While many festivities celebrating Women’s History Month have been rightly canceled out of concern for the safety of our communities, we can still acknowledge and commend work that women have done to make this world a safer place. For generations, American women have fostered public support in an effort to reduce nuclear threats and eventually eliminate nuclear weapons. Indeed, it was American women who started a national movement that eventually helped push governments to create the first major arms control treaty of the nuclear age.
In the early years of the Cold War, many women must have felt that it was a battle being fought far away from their homes. By the late 1950s and early 1960s, they realized the effects of the U.S.-Soviet struggle was not only inside their homes, it was inside their children. The fall-out from explosive nuclear testing was spreading throughout the country and the world. American women decided that enough was enough. Of course at the time, women controlled few levers of power. By the end of the 1950s, women held just 19 seats in Congress. To make change, they had to organize and they had to make the matter personal.
In 1959, Members of the Greater St. Louis Citizens Committee for Nuclear Information, along with the schools of dentistry at Washington University in St. Louis and St. Louis University, gathered with the goal of demonstrating radioactive fallout from nuclear testing in Nevada was entering the food and milk supply in the area, significantly impacting children’s health. The project argued the effects could be seen in teeth, resulting in 320,000 baby teeth being collected over a 12-year period, and marking one of the first times the public mobilized in this capacity to aid scientific research.
At the same time, women like Bella Abzug and Dagmar Wilson founded and participated in Women Strike for Peace, a peace activist group with the goal of stopping nations from nuclear testing. On November 1, 1961 Women Strike for Peace brought 50,000 women in 60 different cities to the streets. This was the largest national women’s peace protest of the 20th century.
Wilson sent letters to the first lady, Jackie Kennedy, and the wife of the Soviet Premier, Nina Khrushchev, and received supportive letters in return. Coretta Scott King became involved in 1962, serving as a delegate for Women Strike for Peace in Geneva for a 17-nation disarmament conference, and upon her return stated, “We are on the brink of destroying ourselves through nuclear warfare.” These unprecedented actions did not go unnoticed by the U.S. government.

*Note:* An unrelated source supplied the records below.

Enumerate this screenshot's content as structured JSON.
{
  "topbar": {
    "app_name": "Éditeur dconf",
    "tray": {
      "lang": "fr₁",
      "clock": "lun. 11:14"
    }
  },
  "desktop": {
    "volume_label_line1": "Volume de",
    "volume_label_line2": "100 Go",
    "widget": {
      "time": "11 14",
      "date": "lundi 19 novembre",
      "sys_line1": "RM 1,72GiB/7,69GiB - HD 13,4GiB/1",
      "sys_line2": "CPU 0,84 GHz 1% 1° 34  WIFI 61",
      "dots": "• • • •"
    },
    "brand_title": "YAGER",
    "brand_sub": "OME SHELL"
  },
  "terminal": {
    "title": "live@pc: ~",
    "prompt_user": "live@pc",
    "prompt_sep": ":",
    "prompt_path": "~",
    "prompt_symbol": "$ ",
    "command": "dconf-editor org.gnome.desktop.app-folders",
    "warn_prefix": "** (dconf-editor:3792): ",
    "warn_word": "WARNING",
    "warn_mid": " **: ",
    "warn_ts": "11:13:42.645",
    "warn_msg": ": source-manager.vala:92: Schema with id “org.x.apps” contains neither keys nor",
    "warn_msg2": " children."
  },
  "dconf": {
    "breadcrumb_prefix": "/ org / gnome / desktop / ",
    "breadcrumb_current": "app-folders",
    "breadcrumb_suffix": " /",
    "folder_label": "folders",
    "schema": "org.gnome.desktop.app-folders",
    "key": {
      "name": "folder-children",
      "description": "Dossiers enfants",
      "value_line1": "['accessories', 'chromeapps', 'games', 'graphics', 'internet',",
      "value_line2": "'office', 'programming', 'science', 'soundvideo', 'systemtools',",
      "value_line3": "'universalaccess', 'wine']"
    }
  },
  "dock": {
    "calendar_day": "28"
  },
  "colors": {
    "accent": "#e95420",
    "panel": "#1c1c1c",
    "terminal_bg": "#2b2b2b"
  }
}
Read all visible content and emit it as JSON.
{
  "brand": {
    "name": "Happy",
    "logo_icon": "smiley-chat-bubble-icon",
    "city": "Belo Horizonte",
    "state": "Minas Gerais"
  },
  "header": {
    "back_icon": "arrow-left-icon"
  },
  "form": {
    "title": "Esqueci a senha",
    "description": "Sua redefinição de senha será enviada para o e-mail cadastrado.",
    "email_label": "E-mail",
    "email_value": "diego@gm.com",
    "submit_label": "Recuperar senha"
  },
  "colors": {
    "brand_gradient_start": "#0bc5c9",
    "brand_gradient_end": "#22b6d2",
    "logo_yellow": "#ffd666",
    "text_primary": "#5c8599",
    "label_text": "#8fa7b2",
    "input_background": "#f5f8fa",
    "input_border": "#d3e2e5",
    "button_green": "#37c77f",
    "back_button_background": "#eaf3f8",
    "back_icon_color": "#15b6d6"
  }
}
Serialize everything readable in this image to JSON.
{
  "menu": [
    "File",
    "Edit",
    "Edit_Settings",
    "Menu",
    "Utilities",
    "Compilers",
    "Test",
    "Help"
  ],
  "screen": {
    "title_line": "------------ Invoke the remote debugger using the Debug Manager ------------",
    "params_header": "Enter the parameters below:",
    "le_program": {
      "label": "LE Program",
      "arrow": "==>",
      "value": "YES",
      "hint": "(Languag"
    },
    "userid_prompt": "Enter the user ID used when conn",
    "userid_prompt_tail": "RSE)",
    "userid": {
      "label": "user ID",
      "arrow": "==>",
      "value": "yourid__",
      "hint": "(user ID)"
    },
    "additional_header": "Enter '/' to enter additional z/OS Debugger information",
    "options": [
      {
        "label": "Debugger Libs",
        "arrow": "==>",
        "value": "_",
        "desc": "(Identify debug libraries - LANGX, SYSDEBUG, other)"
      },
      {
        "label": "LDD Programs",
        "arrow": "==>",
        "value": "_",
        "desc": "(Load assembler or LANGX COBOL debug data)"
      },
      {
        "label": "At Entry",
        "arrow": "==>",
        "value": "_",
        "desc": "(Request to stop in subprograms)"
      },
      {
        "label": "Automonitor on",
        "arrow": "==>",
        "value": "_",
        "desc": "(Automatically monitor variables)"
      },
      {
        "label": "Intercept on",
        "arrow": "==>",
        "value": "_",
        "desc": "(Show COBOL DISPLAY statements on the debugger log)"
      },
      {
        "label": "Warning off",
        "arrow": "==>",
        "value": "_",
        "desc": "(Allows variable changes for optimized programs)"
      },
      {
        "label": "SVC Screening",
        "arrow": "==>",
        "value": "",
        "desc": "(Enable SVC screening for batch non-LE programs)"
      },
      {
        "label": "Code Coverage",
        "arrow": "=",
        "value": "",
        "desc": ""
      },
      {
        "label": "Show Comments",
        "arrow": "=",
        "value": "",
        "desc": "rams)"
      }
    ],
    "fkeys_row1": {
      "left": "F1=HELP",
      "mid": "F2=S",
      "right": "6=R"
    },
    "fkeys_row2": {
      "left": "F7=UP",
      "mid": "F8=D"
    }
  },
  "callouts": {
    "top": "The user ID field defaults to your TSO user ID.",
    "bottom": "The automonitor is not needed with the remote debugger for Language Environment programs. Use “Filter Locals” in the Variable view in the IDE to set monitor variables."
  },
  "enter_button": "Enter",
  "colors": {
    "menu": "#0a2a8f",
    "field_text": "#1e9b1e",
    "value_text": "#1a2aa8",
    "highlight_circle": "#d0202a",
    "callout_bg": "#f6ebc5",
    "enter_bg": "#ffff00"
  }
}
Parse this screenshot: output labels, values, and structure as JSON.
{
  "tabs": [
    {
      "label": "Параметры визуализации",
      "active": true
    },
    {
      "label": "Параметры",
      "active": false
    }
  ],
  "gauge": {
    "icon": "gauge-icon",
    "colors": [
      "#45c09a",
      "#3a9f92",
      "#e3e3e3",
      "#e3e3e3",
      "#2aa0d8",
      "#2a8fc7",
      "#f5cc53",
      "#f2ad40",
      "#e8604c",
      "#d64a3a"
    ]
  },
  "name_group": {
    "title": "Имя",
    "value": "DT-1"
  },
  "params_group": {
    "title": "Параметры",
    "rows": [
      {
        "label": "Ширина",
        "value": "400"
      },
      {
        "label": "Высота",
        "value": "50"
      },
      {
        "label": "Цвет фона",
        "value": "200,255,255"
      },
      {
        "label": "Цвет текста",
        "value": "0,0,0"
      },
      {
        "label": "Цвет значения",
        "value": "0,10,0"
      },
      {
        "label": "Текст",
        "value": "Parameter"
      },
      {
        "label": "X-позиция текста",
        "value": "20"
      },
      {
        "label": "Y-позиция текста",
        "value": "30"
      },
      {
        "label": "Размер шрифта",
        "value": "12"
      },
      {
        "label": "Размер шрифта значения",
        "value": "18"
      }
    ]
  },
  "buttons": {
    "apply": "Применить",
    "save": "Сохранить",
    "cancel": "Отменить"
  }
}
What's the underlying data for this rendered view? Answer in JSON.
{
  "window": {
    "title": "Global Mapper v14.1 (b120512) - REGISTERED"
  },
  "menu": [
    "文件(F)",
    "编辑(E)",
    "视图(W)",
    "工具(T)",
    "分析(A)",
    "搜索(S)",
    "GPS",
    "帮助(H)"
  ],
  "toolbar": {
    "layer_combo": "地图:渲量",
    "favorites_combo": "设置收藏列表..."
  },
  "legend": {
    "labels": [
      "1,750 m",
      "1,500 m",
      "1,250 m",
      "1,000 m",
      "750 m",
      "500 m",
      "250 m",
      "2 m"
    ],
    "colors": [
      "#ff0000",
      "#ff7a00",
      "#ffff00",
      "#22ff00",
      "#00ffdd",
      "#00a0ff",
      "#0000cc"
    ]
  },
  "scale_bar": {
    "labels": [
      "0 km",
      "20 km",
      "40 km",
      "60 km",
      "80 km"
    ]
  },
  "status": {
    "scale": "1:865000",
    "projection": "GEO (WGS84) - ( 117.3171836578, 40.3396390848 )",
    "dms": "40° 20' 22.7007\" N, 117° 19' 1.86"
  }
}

In 1962, Wilson and a few members of Women Strike for Peace were subpoenaed to testify before the House Un-American Activities Committee. The Committee, created in 1938 to investigate private citizens and organizations suspected of having Communist ties, believed WSP was being manipulated by malign forces. To protest these wild allegations, women packed the hearing with their children and baby bottles, and filled the aisle with strollers and flowers. Wilson and her colleagues “approached their testimony with irreverence, humor and creative resistance.” Newspaper headlines mocked the committee for their fruitless search, with one reading, “Peace Gals Make Red Hunters Look Silly.”
Following this, in 1963 the survey known as the Tooth Fairy study was released. It found children born in St. Louis in 1963 had 50 times as much strontium 90 (a radioactive chemical known to cause cancer) in their teeth as children born in 1950, before most atmospheric nuclear tests began. The project was an effective way of drawing national attention to the roughly 100 atmospheric tests conducted in Nevada.
Having been chastened by the near disaster of the Cuban Missile Crisis and in response to women-led public pressure campaign over explosive nuclear testing, the Soviet Union and United States, along with the United Kingdom, signed the Limited Nuclear Test-Ban Treaty (LTBT), prohibiting detonations of nuclear weapons underwater, in outer space, and in the atmosphere on August 5, 1963. The treaty entered into force on Oct. 10, 1963.
Following the enforcement of the LTBT, the Baby Tooth Survey ended in 1970. It conducted a second testing phase and “found a 50 percent decline in strontium 90 in children born in 1968, compared with those born five years earlier, immediately after the treaty went into effect.”
While American women helped end most explosive nuclear testing in several forms, the task is not complete. The Comprehensive Nuclear Test-Ban Treaty (CTBT), which bans nuclear explosions for any purpose anywhere in the world, opened for signatures in 1996, but is still waiting to enter into force. In order for the treaty to enter into force, eight more countries, including the United States, still must ratify the agreement. On the last day of Women’s History Month, perhaps it is time to do more than honor the past. Maybe it is time to emulate it.
Categories: Womens History